# Exercise brief:
Only lines containing the string "untuk" belong in the answer; copy all of them from the entries.

Excerpts from an interface dataset
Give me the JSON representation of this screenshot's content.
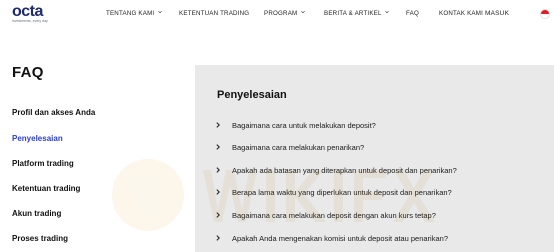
{
  "header": {
    "logo_text": "octa",
    "logo_tagline": "investments, every day",
    "nav": [
      {
        "label": "TENTANG KAMI",
        "dropdown": true
      },
      {
        "label": "KETENTUAN TRADING",
        "dropdown": false
      },
      {
        "label": "PROGRAM",
        "dropdown": true
      },
      {
        "label": "BERITA & ARTIKEL",
        "dropdown": true
      },
      {
        "label": "FAQ",
        "dropdown": false
      },
      {
        "label": "KONTAK KAMI",
        "dropdown": false
      }
    ],
    "login_label": "MASUK",
    "language_flag": "indonesia-flag-icon"
  },
  "page": {
    "title": "FAQ"
  },
  "sidebar": {
    "items": [
      {
        "label": "Profil dan akses Anda",
        "active": false
      },
      {
        "label": "Penyelesaian",
        "active": true
      },
      {
        "label": "Platform trading",
        "active": false
      },
      {
        "label": "Ketentuan trading",
        "active": false
      },
      {
        "label": "Akun trading",
        "active": false
      },
      {
        "label": "Proses trading",
        "active": false
      }
    ]
  },
  "section": {
    "title": "Penyelesaian",
    "questions": [
      "Bagaimana cara untuk melakukan deposit?",
      "Bagaimana cara melakukan penarikan?",
      "Apakah ada batasan yang diterapkan untuk deposit dan penarikan?",
      "Berapa lama waktu yang diperlukan untuk deposit dan penarikan?",
      "Bagaimana cara melakukan deposit dengan akun kurs tetap?",
      "Apakah Anda mengenakan komisi untuk deposit atau penarikan?"
    ]
  },
  "colors": {
    "brand": "#1f2a6b",
    "active_link": "#2b3fd6",
    "panel_bg": "#e9e9e9"
  }
}
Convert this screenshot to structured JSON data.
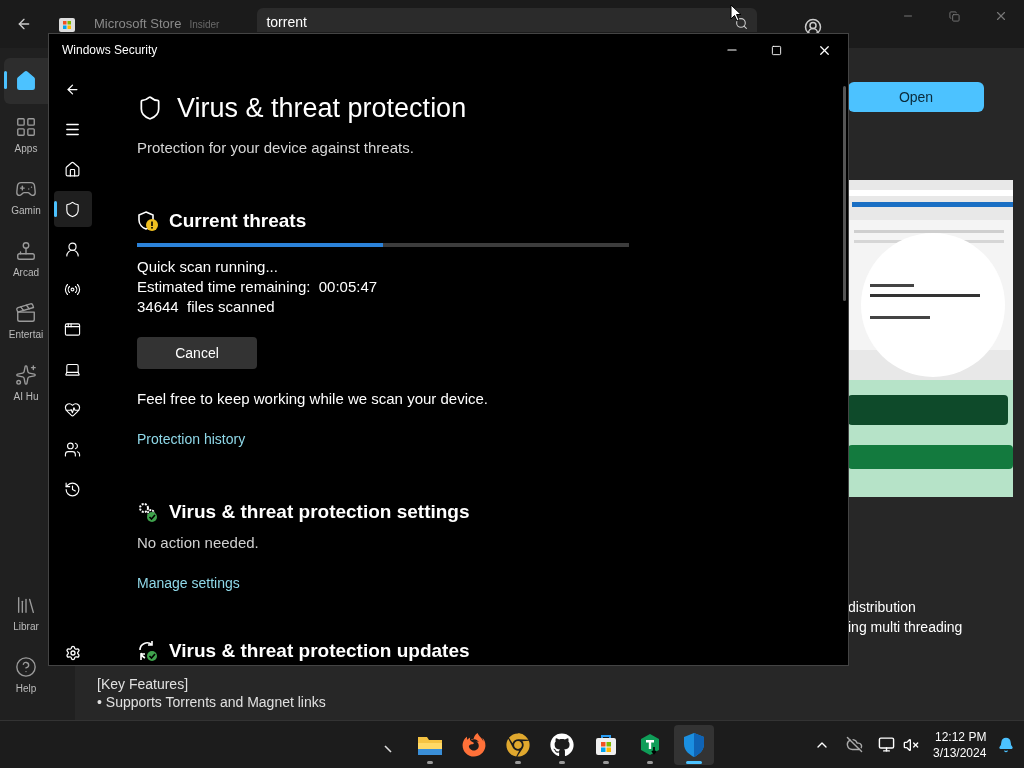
{
  "store": {
    "title": "Microsoft Store",
    "badge": "Insider",
    "search": {
      "value": "torrent"
    },
    "nav": [
      {
        "kind": "home",
        "selected": true
      },
      {
        "kind": "apps",
        "label": "Apps",
        "selected": false
      },
      {
        "kind": "gaming",
        "label": "Gamin",
        "selected": false
      },
      {
        "kind": "arcade",
        "label": "Arcad",
        "selected": false
      },
      {
        "kind": "entertainment",
        "label": "Entertai",
        "selected": false
      },
      {
        "kind": "ai",
        "label": "AI Hu",
        "selected": false
      }
    ],
    "nav_bottom": [
      {
        "kind": "library",
        "label": "Librar",
        "selected": false
      },
      {
        "kind": "help",
        "label": "Help",
        "selected": false
      }
    ],
    "open_button": "Open",
    "description_lines": [
      "distribution",
      "ing multi threading"
    ],
    "key_features": [
      "[Key Features]",
      "• Supports Torrents and Magnet links"
    ]
  },
  "security": {
    "title": "Windows Security",
    "nav": [
      {
        "kind": "home",
        "selected": false
      },
      {
        "kind": "shield",
        "selected": true
      },
      {
        "kind": "account",
        "selected": false
      },
      {
        "kind": "network",
        "selected": false
      },
      {
        "kind": "app",
        "selected": false
      },
      {
        "kind": "device",
        "selected": false
      },
      {
        "kind": "health",
        "selected": false
      },
      {
        "kind": "family",
        "selected": false
      },
      {
        "kind": "history",
        "selected": false
      }
    ],
    "page_title": "Virus & threat protection",
    "subtitle": "Protection for your device against threats.",
    "threats": {
      "heading": "Current threats",
      "level": 0.5,
      "lines": [
        "Quick scan running...",
        "Estimated time remaining:  00:05:47",
        "34644  files scanned"
      ],
      "cancel": "Cancel",
      "note": "Feel free to keep working while we scan your device.",
      "link": "Protection history"
    },
    "settings": {
      "heading": "Virus & threat protection settings",
      "status": "No action needed.",
      "link": "Manage settings"
    },
    "updates": {
      "heading": "Virus & threat protection updates"
    }
  },
  "taskbar": {
    "apps": [
      {
        "kind": "explorer",
        "running": true,
        "selected": false
      },
      {
        "kind": "firefox",
        "running": false,
        "selected": false
      },
      {
        "kind": "chrome",
        "running": true,
        "selected": false
      },
      {
        "kind": "github",
        "running": true,
        "selected": false
      },
      {
        "kind": "store",
        "running": true,
        "selected": false
      },
      {
        "kind": "torrent",
        "running": true,
        "selected": false
      },
      {
        "kind": "defender",
        "running": true,
        "selected": true
      }
    ],
    "time": "12:12 PM",
    "date": "3/13/2024"
  }
}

# Task solution:
      "Bagaimana cara untuk melakukan deposit?",
      "Apakah ada batasan yang diterapkan untuk deposit dan penarikan?",
      "Berapa lama waktu yang diperlukan untuk deposit dan penarikan?",
      "Apakah Anda mengenakan komisi untuk deposit atau penarikan?"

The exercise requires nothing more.